This blog is an extension of me being trained in social work, working in an administrative leadership role, and wanting to share some wisdom with you. Social workers are change agents, fighters of social injustices, and are advocates. I’m my biggest advocate.
So as is true in life, it’s not all fun and games. This post isn’t about food or a recent adventure. I want to share some points that came up for me regarding leadership. I hope you pick up some light lessons as you read.
I’ve been told (and have heard) I’m viewed as calm, sharp, a person who can have hard conversations, I have good ideas, I’m a person of few words, and I’m the voice of reason. In one instance, the “calm” characteristic came up because I’ve had poignant discussions with some team members recently. My mentee asked me, “how can you be so calm?”
I’ve learned to harness my anxiety over the years. When I tell people, I struggle with anxiety, they don’t believe me. The first thing they point to is my calm demeanor. Yes, I’m an anxious person, and as I get older and learn more through working in public health, about trauma and its impacts on people, I can appreciate how my early life circumstances contributed to my anxiety.
I’ve been working on self-compassion and I think it’s lifelong process. You can’t always foresee triggers that spark the anxiety, or may not even be aware of specific triggers.
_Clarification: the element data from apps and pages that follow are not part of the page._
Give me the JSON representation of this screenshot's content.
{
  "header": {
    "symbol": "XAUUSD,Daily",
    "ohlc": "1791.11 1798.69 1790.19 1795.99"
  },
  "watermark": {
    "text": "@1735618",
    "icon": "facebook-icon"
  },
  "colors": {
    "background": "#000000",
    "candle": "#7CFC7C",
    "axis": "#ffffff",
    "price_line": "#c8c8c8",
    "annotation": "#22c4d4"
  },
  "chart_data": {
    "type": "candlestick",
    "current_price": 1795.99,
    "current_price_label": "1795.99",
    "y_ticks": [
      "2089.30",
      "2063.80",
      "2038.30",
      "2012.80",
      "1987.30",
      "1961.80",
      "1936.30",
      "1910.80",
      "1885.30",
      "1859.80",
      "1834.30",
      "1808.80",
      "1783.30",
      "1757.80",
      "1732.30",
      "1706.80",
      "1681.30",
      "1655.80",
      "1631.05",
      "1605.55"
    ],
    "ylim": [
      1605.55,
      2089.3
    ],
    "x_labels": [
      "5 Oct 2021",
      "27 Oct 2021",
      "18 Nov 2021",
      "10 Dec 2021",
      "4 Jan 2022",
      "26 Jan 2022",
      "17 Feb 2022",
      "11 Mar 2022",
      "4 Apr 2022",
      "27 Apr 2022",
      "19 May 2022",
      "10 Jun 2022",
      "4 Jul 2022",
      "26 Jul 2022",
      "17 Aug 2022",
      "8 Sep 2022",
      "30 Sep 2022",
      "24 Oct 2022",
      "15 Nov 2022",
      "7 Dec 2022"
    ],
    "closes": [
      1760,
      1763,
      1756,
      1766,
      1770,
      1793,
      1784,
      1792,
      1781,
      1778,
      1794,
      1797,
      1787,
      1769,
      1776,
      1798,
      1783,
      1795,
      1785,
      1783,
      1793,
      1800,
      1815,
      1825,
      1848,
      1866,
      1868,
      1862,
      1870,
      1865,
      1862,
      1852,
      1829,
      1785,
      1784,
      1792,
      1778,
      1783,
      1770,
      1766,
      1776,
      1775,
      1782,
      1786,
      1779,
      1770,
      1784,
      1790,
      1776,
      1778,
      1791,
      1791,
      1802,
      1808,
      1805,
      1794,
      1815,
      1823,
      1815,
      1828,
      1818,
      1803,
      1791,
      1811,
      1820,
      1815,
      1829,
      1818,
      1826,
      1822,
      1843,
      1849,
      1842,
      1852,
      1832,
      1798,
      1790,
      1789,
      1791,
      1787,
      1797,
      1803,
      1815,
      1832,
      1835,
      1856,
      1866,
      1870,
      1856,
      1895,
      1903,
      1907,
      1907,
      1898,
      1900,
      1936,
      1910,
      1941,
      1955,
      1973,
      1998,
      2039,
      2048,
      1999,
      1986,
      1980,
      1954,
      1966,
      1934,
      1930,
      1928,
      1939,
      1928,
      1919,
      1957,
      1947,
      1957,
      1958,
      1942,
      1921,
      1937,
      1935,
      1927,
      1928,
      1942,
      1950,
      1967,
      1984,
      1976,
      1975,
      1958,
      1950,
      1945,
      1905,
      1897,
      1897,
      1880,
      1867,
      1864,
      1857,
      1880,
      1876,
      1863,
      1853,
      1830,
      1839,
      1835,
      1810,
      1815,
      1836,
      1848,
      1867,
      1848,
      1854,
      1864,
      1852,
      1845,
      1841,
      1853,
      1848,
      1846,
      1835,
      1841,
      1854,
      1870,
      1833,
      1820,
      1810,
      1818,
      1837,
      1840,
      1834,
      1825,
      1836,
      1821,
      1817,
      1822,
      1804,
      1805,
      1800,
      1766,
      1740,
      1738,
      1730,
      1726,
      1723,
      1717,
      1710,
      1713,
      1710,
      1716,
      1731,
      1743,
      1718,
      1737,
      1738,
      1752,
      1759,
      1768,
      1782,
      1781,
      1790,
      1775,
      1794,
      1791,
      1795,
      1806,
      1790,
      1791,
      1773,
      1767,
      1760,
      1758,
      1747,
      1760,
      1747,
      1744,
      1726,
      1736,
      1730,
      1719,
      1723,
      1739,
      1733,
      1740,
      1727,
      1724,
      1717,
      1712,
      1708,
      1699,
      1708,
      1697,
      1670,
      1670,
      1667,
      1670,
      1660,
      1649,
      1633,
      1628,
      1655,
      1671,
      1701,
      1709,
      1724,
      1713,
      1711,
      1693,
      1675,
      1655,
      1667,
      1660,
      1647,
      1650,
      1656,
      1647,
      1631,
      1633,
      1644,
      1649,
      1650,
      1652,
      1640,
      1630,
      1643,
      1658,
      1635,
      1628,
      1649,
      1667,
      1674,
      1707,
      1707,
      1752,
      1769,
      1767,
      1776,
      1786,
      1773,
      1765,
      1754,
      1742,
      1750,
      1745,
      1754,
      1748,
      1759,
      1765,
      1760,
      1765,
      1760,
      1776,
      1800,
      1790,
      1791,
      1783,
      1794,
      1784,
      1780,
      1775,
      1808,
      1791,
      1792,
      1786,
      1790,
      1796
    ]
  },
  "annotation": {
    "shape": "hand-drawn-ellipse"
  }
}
Yet, these triggers can set the stage for some much needed work to get through issues that seemingly pop up randomly.
I’ve been reading the book Rewire Your Anxious Brain and have been learning about two parts of the brain, the amygdala and the cortex, and how they can trigger anxiety. I’ve learned that anxiety stemming from the amygdala can have triggers you have no control over. Anxiety stemming from the cortex are the result of faulty thinking patterns. There are various approaches to managing anxiety for each. When I complete the book, I may blog about what resonated with me. So far, it’s a very informative read.
One major way I’ve harnessed anxiety over the years is exercising 6 days a week. I exercise mostly for the brain boost of endorphins. I absolutely love my cardio, dancing, and free weights but core exercises…not so much. My blood pressure is a “dream” for many as I’ve been told by my doctors for years. In addition to calmness, the other fruits of my exercise are peace, contentment, confidence, happiness, and ARM MUSCLES.
In terms of calmness as it relates to my leadership style, one particular class in graduate school made a significant impression on me. In this class, our professor invited a different leader from a different agency to speak to the students on a regular schedule. One particular leader was the head of a major federal department. During his leadership term, a catastrophe occurred that resulted in the loss of life….many lives. It was mind blowing. It was an unrelenting mess for years. What he said got him through was an expression I had not heard or used before. He said the biggest lesson in that circumstance was to “stay above the fray”. It was a phrase he’d learned while being a pilot in the military.
“Staying above the fray” in my opinion means to stay above the chaos. Don’t let the chaos seep inside of you. Don’t contribute to the chaos. Otherwise, you may lose your objectivity and problem solving sensibilities. The leader should have the level head. The leader should have the calm demeanor. It doesn’t mean you don’t feel emotion or empathy, but you’re not taking it in. There is strength in being calm, especially for people you are leading. Calmness means not overeacting, which may contribute to someone else’s anxiety. Calmness allows for quick and nimble thinking.
My calmness doesn’t mean I’m going to blow up once I get through whatever it is either. You may have heard the expression “calm before the storm”…? That’s not me. My calmness doesn’t mean I’m not anxious on the inside. Again, I intentionally harness my anxiety, so I can operate in calmness.
The light lesson here is to protect yourself from taking on other people’s anxieties, problems, etc. You have your own stuff. For whatever situation is going on…”stay above the fray”. And invest (time, money, effort) in doing the mental, spiritual, emotional, and/or physical work needed that will allow you to function at optimal levels.